Adam is your standard Clark protagonist: Obsessed with sex with no clear direction in life. His sweet relationship with his Mom makes him different though. Adam Mediano has a natural charisma as an actor and it’s not impossible to see him going on to a real acting career. Drake Burnette as the titular character does very well, being spunky and lovable. She can’t make all her heavy dialogue work but the actress is still likable. I didn’t care for what happens to her in the last act though. That felt unnecessary. I especially liked Indigo Rael as Adam’s friend Donna. She’s a complex character, a mother, a teen, and sexually open. Mary Farley is also strong as Adam’s mom.

Tom is the most fascinating character in the film. He’s a total creep. Aside from needlessly harassing Adam, he makes sexist remarks to a young waitress, tricks a fast food clerk into a date that transforms into a possible sexual assault, and shows Adam’s mom disturbing “blue waffle” pictures. For most of the film, he comes off as a thinly developed villain. His eventual acts of violence and sexual assault aren’t surprising. Frankly, his admittance of getting turned on by violence is awkwardly presented and Clark falling back on shock value and boners. However, the character’s monologue, were he discusses his past and his relationship with his father, are oddly powerful. Jeremy St. James actually gives a fantastic performance, making Tom an ugly creep but also, oddly easy to watch.

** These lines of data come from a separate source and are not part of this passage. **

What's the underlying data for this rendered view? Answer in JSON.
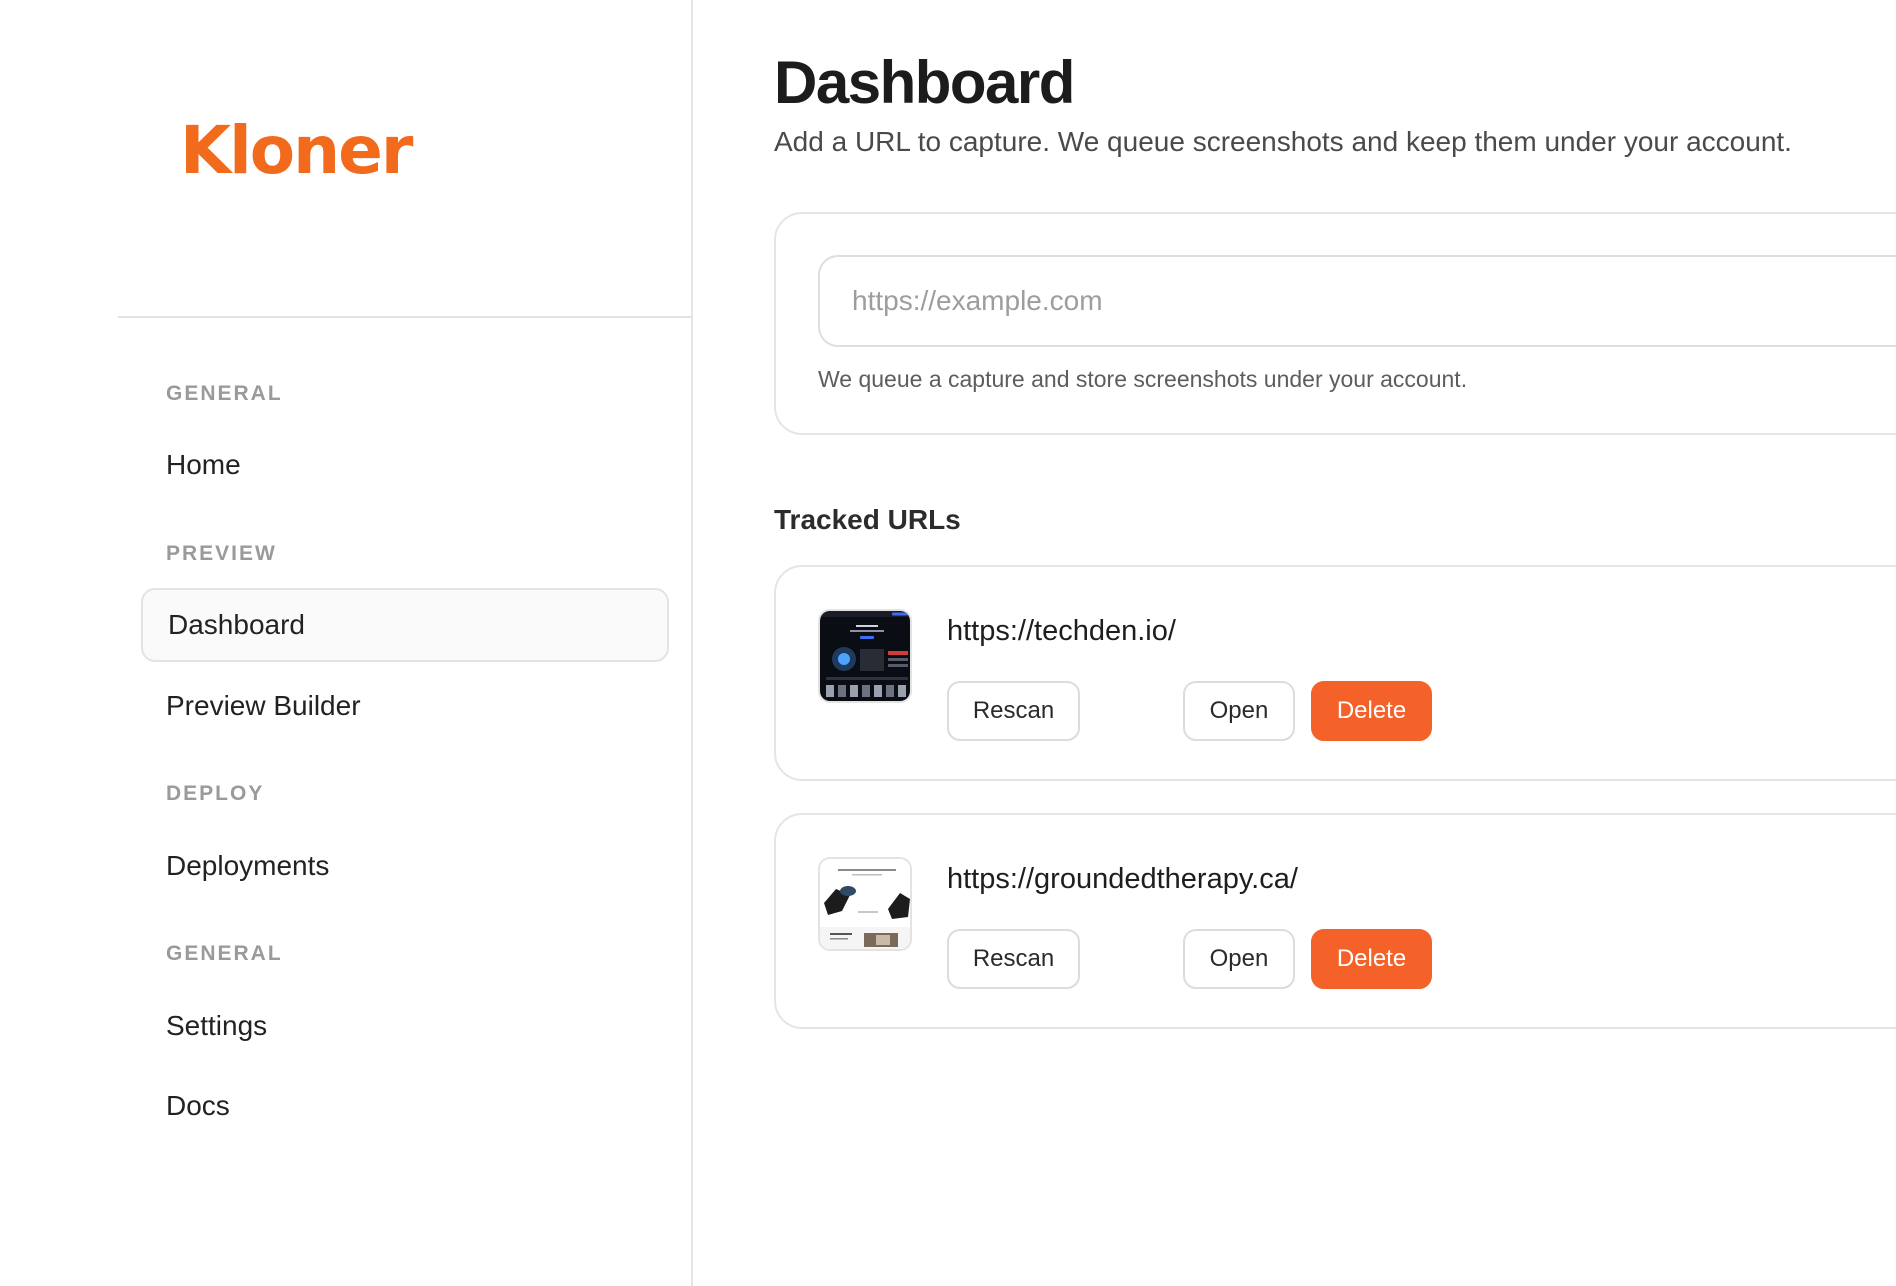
{
  "brand": {
    "name": "Kloner",
    "accent_color": "#f26a1b"
  },
  "sidebar": {
    "sections": [
      {
        "label": "GENERAL",
        "items": [
          {
            "label": "Home",
            "active": false
          }
        ]
      },
      {
        "label": "PREVIEW",
        "items": [
          {
            "label": "Dashboard",
            "active": true
          },
          {
            "label": "Preview Builder",
            "active": false
          }
        ]
      },
      {
        "label": "DEPLOY",
        "items": [
          {
            "label": "Deployments",
            "active": false
          }
        ]
      },
      {
        "label": "GENERAL",
        "items": [
          {
            "label": "Settings",
            "active": false
          },
          {
            "label": "Docs",
            "active": false
          }
        ]
      }
    ]
  },
  "main": {
    "title": "Dashboard",
    "subtitle": "Add a URL to capture. We queue screenshots and keep them under your account.",
    "capture": {
      "placeholder": "https://example.com",
      "value": "",
      "hint": "We queue a capture and store screenshots under your account."
    },
    "tracked_title": "Tracked URLs",
    "tracked_urls": [
      {
        "url": "https://techden.io/",
        "thumbnail": "dark-website-thumbnail",
        "rescan_label": "Rescan",
        "open_label": "Open",
        "delete_label": "Delete"
      },
      {
        "url": "https://groundedtherapy.ca/",
        "thumbnail": "light-website-thumbnail",
        "rescan_label": "Rescan",
        "open_label": "Open",
        "delete_label": "Delete"
      }
    ]
  },
  "colors": {
    "danger": "#f4622a",
    "border": "#e5e5e5",
    "muted_text": "#9a9a9a"
  }
}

The movie concludes with violence. You could say this is lazy. However, the middle section of the movie, which includes a long drug trip in a school gym, drags on. The whole movie sets up this conflict between Adam and Tom. The ending is a fine pay-off to this. The resolution puts a nice emotional bow on the story.

So “Marfa Girl” is about half/half. It’s a lot of the same stuff you’d expect from the director by now. Its dreamy tone is sometimes entrancing, sometimes boring. The script is unbalanced between captivating character study and directionless location piece. I both like the town and have no desire to ever visit it. All things considered, it’s what I would expect from the director at this point in his career.

Clark released the movie independently as a streaming rental through his website, with no intention of ever releasing it to theaters or home video. He hopes to reach the kids this way. Maybe he will. I don’t know what young people will think out of "Marfa Girl." It won’t change detractors mind and it could potentially either surprise or bore Clark defenders. Despite it's issues, it's still the filmmaker's best work in years. [Grade: B-]

Clark might be busier now then ever before. He all ready has another film in development called "The Smell of Us," has hinted that the long-gestating "Savage Innocent" could shoot soon, and seems serious about developing "Marfa Girl" into a trilogy of films somehow. Internet distribution and streaming rental might be the filmmaker's salvation. Just by going on the titles, I think it's safe to assume this tiger isn't going to change its stripes any time soon. Larry Clark will continue to make movies about teenagers fucking until the day he dies or gets thrown in jail. He is cinema's most persistent dirty old man.

His movies aren't always great and are frequently not worth what they ask of the audience to put into them. Yet I can't help but like the guy, his indie spirit, his unwavering interest in specific subjects. Larry Clark might not be a great filmmaker but he is a true American original. You've got to give him that much.

1 comment:

Jsj said...

Thanx for your opinion. Portraying Tom was the most terrifying yet most healing time of my life